Rutherfurd, Edward "Russka. The Novel of Russia" - 1991
I have read Edward Rutherfurd's various epic historical stories about Britain, Ireland, Paris, I'm looking forward to all his other books and now it was Russia's turn.
What a book. Like in his other novels, the author did a lot of research which resulted in a superb telling of one country's life and history.
As usual, he describes the lives of four different families and their descendants, beginning in the year 180 and ending almost 2 millennia later in 1992 and thereby telling us the story of this great and vast land that has influenced world history for so long but also was influenced by it. The families include various ethnic, they belong to the serfs and the nobility, so you can have a good look into all kinds of lives. As we get to know the characters, we can get a better understanding about Russian history and politics, going from Genghis Khan over Ivan the Terrible to Peter and Catherine, both the Great, until Lenin and Stalin during the revolution in the 20th century. But we also hear about Russian art, literature, music, everything this country has to offer. I have recently learned that you call these kind of stories "multi-generational sagas". In any case, such an easy way to learn about history. And that is getting more and more important.

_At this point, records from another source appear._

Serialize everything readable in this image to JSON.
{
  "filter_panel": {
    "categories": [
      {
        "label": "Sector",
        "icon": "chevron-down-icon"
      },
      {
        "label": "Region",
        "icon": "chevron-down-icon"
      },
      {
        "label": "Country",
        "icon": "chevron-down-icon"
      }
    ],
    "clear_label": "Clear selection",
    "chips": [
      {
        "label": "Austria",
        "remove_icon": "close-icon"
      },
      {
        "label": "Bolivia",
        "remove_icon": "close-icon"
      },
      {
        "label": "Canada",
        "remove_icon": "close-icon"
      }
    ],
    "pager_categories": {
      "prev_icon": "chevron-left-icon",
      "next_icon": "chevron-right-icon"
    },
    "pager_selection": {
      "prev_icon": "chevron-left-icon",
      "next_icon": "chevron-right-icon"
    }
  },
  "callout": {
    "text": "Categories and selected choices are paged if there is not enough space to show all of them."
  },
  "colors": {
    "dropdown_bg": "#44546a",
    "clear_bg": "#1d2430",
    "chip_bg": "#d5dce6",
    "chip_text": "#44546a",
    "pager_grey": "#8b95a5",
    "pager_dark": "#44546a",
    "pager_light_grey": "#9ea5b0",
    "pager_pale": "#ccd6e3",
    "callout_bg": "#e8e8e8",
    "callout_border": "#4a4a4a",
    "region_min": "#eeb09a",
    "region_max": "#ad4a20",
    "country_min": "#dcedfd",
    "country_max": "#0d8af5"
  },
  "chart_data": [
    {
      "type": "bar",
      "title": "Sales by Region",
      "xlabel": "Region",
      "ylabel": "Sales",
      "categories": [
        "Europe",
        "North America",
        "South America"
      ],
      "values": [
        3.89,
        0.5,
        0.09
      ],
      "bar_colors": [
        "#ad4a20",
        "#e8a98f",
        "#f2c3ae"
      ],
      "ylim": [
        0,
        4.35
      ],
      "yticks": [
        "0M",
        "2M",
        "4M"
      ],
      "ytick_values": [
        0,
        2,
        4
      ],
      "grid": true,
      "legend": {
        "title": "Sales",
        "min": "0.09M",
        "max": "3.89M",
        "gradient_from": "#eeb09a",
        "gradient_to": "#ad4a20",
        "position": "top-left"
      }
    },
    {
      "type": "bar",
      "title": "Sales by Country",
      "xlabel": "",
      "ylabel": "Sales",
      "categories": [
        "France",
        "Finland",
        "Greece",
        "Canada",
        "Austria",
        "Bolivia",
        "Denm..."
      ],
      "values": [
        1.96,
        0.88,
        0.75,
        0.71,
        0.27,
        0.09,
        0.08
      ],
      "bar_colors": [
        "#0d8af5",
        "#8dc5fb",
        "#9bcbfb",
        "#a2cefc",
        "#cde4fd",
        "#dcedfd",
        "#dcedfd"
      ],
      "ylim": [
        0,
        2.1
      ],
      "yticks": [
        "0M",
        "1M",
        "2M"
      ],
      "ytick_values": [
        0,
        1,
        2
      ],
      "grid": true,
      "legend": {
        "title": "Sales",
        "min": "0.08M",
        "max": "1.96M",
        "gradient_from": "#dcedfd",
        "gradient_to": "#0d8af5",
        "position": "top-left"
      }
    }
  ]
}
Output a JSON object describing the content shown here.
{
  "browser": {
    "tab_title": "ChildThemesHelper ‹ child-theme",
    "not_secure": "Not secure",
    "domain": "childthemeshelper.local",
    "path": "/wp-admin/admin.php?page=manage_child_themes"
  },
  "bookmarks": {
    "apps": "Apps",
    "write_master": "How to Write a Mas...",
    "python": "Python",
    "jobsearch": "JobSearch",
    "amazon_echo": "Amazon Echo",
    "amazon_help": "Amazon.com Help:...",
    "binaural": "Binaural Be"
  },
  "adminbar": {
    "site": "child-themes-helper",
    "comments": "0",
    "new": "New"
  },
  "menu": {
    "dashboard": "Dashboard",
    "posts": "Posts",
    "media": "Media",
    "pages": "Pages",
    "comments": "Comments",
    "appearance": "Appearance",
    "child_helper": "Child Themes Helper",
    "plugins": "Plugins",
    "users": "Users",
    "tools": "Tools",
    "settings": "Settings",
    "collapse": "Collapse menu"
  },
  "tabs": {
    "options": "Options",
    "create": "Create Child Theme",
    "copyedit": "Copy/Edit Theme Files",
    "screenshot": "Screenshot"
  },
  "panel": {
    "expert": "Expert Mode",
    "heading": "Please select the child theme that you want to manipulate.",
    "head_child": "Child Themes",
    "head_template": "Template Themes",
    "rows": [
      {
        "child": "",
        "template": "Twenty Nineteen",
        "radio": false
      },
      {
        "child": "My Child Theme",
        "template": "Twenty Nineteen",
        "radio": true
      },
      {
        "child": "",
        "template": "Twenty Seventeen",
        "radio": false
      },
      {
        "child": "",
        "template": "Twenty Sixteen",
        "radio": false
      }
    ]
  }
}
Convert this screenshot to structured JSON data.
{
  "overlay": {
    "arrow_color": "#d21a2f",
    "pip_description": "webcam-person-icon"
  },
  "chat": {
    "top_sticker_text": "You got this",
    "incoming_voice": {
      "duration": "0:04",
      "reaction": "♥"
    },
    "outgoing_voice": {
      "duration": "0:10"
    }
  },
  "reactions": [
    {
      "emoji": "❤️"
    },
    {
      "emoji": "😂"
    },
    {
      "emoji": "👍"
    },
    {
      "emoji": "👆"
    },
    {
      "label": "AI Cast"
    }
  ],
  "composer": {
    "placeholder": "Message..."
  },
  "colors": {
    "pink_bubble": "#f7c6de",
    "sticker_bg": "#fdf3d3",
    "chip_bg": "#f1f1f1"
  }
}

It is, of course, also a very chunky book, like all his other novels, 945 pages, wonderfully written, brilliantly composed. There is so much information on those pages, I can't believe he actually finished before reaching 1,000.

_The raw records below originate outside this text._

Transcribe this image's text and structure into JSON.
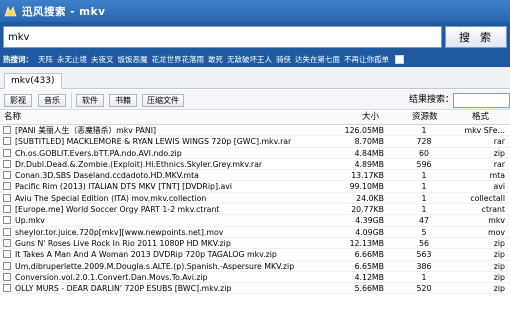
{
  "window": {
    "title": "迅风搜索 - mkv"
  },
  "search": {
    "query": "mkv",
    "button_label": "搜索"
  },
  "hot": {
    "label": "热搜词：",
    "terms": [
      "天阵",
      "永无止境",
      "夫夜叉",
      "饭饭恶魔",
      "花龙世界花落雨",
      "敢死",
      "无敌破坏王人",
      "骑侠",
      "达失在第七面",
      "不再让你孤单"
    ]
  },
  "tab": {
    "label": "mkv(433)"
  },
  "filters": [
    "影视",
    "音乐",
    "软件",
    "书籍",
    "压缩文件"
  ],
  "filter_search": {
    "label": "结果搜索：",
    "value": ""
  },
  "table": {
    "columns": [
      "名称",
      "大小",
      "资源数",
      "格式"
    ],
    "rows": [
      {
        "name": "[PANI 美丽人生（恶魔猎杀）mkv PANI]",
        "size": "126.05MB",
        "res": "1",
        "fmt": "mkv SFe..."
      },
      {
        "name": "[SUBTITLED] MACKLEMORE & RYAN LEWIS WINGS 720p [GWC].mkv.rar",
        "size": "8.70MB",
        "res": "728",
        "fmt": "rar"
      },
      {
        "name": "Ch.os.GOBLIT.Evers.bTT.PA.ndo.AVI.ndo.zip",
        "size": "4.84MB",
        "res": "60",
        "fmt": "zip"
      },
      {
        "name": "Dr.Dubl.Dead.&.Zombie.(Exploit).Hi.Ethnics.Skyler.Grey.mkv.rar",
        "size": "4.89MB",
        "res": "596",
        "fmt": "rar"
      },
      {
        "name": "Conan.3D.SBS Daseland.ccdadoto.HD.MKV.mta",
        "size": "13.17KB",
        "res": "1",
        "fmt": "mta"
      },
      {
        "name": "Pacific Rim (2013) ITALIAN DTS MKV [TNT] [DVDRip].avi",
        "size": "99.10MB",
        "res": "1",
        "fmt": "avi"
      },
      {
        "name": "Aviu The Special Edition (ITA) mov.mkv.collection",
        "size": "24.0KB",
        "res": "1",
        "fmt": "collectall"
      },
      {
        "name": "[Europe.me] World Soccer Orgy PART 1-2 mkv.ctrant",
        "size": "20.77KB",
        "res": "1",
        "fmt": "ctrant"
      },
      {
        "name": "Up.mkv",
        "size": "4.39GB",
        "res": "47",
        "fmt": "mkv"
      },
      {
        "name": "sheylor.tor.juice.720p[mkv][www.newpoints.net].mov",
        "size": "4.09GB",
        "res": "5",
        "fmt": "mov"
      },
      {
        "name": "Guns N' Roses Live Rock In Rio 2011 1080P HD MKV.zip",
        "size": "12.13MB",
        "res": "56",
        "fmt": "zip"
      },
      {
        "name": "It Takes A Man And A Woman 2013 DVDRip 720p TAGALOG mkv.zip",
        "size": "6.66MB",
        "res": "563",
        "fmt": "zip"
      },
      {
        "name": "Um.dibruperlette.2009.M.Dougla.s.ALTE.(p).Spanish.-Aspersure MKV.zip",
        "size": "6.65MB",
        "res": "386",
        "fmt": "zip"
      },
      {
        "name": "Conversion.vol.2.0.1.Convert.Dan.Movs.To.Avi.zip",
        "size": "4.12MB",
        "res": "1",
        "fmt": "zip"
      },
      {
        "name": "OLLY MURS - DEAR DARLIN' 720P ESUBS [BWC].mkv.zip",
        "size": "5.66MB",
        "res": "520",
        "fmt": "zip"
      }
    ]
  }
}
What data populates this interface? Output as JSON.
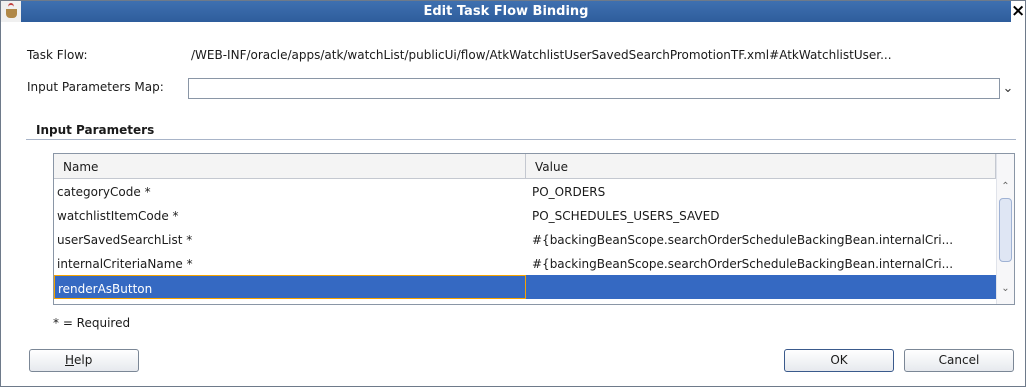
{
  "window": {
    "title": "Edit Task Flow Binding",
    "close_glyph": "×",
    "icon": "java-cup-icon"
  },
  "fields": {
    "task_flow_label": "Task Flow:",
    "task_flow_value": "/WEB-INF/oracle/apps/atk/watchList/publicUi/flow/AtkWatchlistUserSavedSearchPromotionTF.xml#AtkWatchlistUser...",
    "input_map_label": "Input Parameters Map:",
    "input_map_value": ""
  },
  "section": {
    "title": "Input Parameters"
  },
  "table": {
    "columns": [
      "Name",
      "Value"
    ],
    "rows": [
      {
        "name": "categoryCode *",
        "value": "PO_ORDERS"
      },
      {
        "name": "watchlistItemCode *",
        "value": "PO_SCHEDULES_USERS_SAVED"
      },
      {
        "name": "userSavedSearchList *",
        "value": "#{backingBeanScope.searchOrderScheduleBackingBean.internalCri..."
      },
      {
        "name": "internalCriteriaName *",
        "value": "#{backingBeanScope.searchOrderScheduleBackingBean.internalCri..."
      },
      {
        "name": "renderAsButton",
        "value": ""
      }
    ],
    "selected_row": 4
  },
  "required_note": "* = Required",
  "buttons": {
    "help_first": "H",
    "help_rest": "elp",
    "ok": "OK",
    "cancel": "Cancel"
  },
  "colors": {
    "title_bar": "#2e5d9c",
    "selection": "#3569c2",
    "focus_border": "#f6a400"
  }
}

Now I need to read "Sarum" and "New York" (and then "China" at the end of the year) after having read all his other novels (see here).
From the back cover:
"The author of the phenomenally successful Sarum: The Novel of England now turns his remarkably vast talents to an even larger canvas.
Spanning 1800 years of Russia's history, people, politics, and culture, this grand saga is as multifaceted as the country itself: harsh yet exotic, proud yet fearful of enemies, steeped in ancient superstitions but always seeking to make its mark on the emerging world.
In Russka, Edward Rutherfurd transforms the epic history of a great civilization into a human story of flesh and blood, boldness and action, chronicling the lives of four families who are divided by ethnicity but united in shaping the destiny of their land."
Find a link to all my reviews on his other novels here.